THE biggest shake-up ever of our education system, which touches almost every Malaysian, is fast taking shape.
The 13-year road map will reshape how our policymakers, education officials, teachers and parents deal with educating and teaching millions of our schoolchildren and preparing them and the nation for the future.
Judging by the thickness of the preliminary report of the "Malaysia Education Blueprint (2013-2025)", which Prime Minister Datuk Seri Najib Razak will unveil on Tuesday, the education system will definitely undergo a massive transformation.
The plan, if fully implemented, will ultimately put Malaysia in the top one-third in the global ranking among 15-year-olds in reading, Mathematics and Science, up from current bottom one-third category. The top-ranking countries, at present, include Finland, South Korea and Singapore.
It is by no means an impossible task but not doing anything is not an option. We want our children to have access to a world-class education in order to help them better compete in a globalised world.
The education revamp is long overdue. But it is imperative as we embark on the Economic Transformation Plan and other transformation initiatives ahead of Vision 2020.
No doubt there are detractors or naysayers, who doubt that the ambitious education master plan will work. But the Education Ministry's track record in providing an education to millions since Merdeka speaks for itself.
True, no plan is perfect. That is why the ministry has embarked on the country's biggest-ever public consultation process in drawing up the preliminary report of the blueprint.

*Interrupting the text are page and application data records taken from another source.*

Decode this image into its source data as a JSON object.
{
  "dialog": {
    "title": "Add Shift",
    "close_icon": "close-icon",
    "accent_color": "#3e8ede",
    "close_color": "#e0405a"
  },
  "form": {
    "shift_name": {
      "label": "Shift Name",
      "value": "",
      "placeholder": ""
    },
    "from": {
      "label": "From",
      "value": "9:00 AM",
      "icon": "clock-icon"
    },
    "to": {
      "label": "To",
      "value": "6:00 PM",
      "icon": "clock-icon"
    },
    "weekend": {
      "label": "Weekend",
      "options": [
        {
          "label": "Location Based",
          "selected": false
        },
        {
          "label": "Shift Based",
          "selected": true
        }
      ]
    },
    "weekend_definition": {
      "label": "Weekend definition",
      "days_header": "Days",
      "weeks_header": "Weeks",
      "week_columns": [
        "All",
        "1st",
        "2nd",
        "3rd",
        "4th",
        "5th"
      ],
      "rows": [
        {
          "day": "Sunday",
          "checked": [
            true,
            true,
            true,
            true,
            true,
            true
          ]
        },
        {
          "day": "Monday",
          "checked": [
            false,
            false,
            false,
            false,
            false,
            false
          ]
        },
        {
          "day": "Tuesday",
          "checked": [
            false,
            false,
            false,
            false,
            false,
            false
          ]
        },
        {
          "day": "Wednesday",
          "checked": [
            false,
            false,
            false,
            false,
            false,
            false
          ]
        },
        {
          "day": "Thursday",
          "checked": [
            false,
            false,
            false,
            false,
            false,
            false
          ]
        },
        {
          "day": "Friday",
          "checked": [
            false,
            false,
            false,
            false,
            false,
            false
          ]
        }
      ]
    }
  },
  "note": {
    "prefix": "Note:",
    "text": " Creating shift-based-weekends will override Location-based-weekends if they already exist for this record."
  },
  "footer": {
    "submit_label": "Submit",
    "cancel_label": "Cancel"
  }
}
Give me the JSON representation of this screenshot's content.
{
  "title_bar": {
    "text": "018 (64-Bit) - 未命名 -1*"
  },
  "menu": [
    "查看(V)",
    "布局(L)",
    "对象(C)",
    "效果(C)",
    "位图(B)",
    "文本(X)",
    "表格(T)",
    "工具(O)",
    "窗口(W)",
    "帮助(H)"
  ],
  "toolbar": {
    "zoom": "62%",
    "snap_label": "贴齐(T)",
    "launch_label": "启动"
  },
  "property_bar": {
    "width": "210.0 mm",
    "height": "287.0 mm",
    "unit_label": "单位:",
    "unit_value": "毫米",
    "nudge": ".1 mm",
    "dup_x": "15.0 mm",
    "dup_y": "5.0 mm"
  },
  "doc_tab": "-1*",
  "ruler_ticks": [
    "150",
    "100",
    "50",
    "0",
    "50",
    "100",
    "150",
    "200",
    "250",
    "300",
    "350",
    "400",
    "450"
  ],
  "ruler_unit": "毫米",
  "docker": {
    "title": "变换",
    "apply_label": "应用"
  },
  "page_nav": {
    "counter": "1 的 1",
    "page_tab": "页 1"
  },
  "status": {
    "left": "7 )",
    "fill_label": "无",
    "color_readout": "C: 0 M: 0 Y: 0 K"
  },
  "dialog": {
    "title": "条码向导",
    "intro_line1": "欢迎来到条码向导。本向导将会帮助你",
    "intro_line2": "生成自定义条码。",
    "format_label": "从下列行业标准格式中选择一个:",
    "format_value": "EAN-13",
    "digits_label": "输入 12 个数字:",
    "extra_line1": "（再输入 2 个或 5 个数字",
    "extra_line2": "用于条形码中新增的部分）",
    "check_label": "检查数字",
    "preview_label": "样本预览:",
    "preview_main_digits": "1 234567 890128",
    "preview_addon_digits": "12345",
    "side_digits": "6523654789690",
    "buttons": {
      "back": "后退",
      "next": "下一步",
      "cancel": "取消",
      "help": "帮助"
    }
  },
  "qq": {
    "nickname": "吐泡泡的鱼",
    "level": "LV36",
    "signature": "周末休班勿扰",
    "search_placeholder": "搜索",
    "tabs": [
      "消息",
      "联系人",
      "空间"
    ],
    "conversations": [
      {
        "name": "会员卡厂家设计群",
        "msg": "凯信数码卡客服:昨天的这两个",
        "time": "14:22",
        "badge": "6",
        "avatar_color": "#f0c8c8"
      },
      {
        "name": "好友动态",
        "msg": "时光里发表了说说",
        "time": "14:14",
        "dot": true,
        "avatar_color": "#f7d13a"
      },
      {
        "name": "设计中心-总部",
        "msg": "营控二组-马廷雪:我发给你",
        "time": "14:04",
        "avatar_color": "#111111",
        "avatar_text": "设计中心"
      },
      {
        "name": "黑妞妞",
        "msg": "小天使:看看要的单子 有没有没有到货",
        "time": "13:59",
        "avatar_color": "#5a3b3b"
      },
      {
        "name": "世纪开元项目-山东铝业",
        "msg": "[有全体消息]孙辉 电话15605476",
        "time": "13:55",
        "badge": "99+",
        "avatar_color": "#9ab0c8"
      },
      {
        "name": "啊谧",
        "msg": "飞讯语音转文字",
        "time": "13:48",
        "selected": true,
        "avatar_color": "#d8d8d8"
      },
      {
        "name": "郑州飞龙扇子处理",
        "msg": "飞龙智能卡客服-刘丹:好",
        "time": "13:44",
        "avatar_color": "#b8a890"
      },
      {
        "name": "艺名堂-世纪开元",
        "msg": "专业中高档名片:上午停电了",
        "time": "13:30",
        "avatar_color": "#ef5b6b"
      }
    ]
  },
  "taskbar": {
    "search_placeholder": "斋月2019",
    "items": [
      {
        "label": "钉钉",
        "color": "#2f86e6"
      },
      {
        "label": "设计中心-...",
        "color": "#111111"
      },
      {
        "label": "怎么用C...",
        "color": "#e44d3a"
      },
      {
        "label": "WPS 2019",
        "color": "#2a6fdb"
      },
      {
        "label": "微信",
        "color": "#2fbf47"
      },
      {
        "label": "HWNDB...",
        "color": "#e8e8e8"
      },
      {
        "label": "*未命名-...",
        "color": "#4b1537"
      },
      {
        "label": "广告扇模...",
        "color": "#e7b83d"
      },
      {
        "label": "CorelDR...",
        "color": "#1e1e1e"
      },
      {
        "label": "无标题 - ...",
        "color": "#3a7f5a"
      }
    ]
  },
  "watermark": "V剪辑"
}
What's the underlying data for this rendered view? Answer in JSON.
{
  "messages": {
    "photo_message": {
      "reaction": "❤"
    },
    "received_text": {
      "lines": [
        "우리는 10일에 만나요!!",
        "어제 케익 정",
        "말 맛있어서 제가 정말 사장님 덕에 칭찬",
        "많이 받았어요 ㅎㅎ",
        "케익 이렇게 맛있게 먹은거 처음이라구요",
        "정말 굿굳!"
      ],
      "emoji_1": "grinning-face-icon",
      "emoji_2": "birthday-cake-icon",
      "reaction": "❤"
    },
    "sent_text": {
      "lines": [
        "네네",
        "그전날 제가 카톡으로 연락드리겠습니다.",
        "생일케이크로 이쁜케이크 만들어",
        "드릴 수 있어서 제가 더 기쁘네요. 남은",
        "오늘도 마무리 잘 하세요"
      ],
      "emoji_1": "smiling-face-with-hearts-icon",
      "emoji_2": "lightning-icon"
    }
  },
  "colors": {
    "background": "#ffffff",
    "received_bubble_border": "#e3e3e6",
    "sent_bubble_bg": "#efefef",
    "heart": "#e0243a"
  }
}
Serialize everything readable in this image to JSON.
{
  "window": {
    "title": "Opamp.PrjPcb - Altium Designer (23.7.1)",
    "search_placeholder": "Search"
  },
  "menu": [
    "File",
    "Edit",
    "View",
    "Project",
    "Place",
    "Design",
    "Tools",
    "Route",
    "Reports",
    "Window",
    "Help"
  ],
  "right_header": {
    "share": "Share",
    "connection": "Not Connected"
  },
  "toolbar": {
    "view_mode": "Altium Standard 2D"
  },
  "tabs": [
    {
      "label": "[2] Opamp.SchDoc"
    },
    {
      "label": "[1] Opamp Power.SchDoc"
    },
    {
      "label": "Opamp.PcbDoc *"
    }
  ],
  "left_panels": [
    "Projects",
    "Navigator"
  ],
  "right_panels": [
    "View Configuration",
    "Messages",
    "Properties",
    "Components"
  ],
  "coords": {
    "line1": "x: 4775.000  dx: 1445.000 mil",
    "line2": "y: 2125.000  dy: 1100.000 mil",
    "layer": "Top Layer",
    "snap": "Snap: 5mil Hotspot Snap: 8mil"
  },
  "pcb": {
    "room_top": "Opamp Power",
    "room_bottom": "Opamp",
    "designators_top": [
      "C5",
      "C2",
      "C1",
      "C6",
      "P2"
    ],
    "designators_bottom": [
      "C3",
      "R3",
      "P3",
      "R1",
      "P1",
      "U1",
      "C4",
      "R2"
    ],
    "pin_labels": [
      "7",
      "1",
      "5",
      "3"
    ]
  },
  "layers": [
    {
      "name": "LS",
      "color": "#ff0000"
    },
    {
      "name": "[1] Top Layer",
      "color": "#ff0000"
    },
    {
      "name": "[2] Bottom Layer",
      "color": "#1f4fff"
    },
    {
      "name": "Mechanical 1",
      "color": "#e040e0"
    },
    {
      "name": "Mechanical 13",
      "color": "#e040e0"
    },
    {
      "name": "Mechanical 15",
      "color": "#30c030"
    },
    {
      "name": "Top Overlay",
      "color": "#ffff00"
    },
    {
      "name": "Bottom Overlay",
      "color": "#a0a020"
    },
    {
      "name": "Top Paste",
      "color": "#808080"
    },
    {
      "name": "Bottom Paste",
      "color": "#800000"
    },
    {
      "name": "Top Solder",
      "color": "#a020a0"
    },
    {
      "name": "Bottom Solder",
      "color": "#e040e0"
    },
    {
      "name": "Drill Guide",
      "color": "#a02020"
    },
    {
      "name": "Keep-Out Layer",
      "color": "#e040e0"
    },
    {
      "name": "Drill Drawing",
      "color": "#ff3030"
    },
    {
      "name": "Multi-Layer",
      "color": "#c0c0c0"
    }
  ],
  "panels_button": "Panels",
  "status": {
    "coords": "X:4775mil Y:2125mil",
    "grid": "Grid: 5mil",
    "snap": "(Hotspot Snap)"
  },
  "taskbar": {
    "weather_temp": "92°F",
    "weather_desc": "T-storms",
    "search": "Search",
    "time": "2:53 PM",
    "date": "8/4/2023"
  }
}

The process, just short of a national referendum, involved input from 37,000 people from all walks of life. This is on top of the 209 proposals submitted to the ministry, 90 per cent of which were accepted by the review panel.
In fact, soon after the blueprint is released, the ministry will embark on a second round of intensive public consultation to gather feedback through open days and roundtable discussions with various stakeholders. It will be then be reviewed by Malaysian and international review panels before the final submission to the cabinet by mid-December.
So the process of drawing up the blueprint is thorough indeed, taking into account the views of various people who have a say in the education system.
In fact, it is a holistic review of the education system, looking into the current challenges, setting a clear road map and outlining a comprehensive transformation programme for the education system. As such, the ministry should avoid piecemeal or ad hoc initiatives or flip-flopping. Schools should not be turned into "test beds" to try out new things.
There should also be a greater buy-in from the people on the education overhaul. It will bring more benefits to the country. It also reflects a big commitment by the prime minister and his deputy, Tan Sri Muhyiddin Yassin, who is also the education minister, to put things right.
We know that education, like everything else, is highly politicised in Malaysia. But if the government does it right, there will be more political dividends for the incumbent.
I am sure there is enough political will to make this blueprint work. It must be backed up with solid and sustained government funding, with minimal fund leakages and less red tape, of course, to finance the various programmes under the blueprint.
Funding our schools and colleges has not been a problem. We are already spending (in terms of gross domestic product ratio) on a par with top-performing education systems, such as Japan and South Korea. But our "returns on investment" have not been on a par with those countries, ranking wise.
One major challenge facing the ministry is to improve the capability of teachers. Apparently, about 60 per cent of teachers will still be in service for the next 20 years. Efforts will have to be made to retool or retrain them. There should also be a higher bar for intake of new teachers.
Our neighbours are watching us closely. We have no choice but to revolutionise our education system. It is a matter of survival. A more developed education system means a more developed nation.
By A. Jalil Hamid | email@example.com Source: New Straits Times Education overhaul to put Malaysia among top ranks - Columnist - 09 September 2012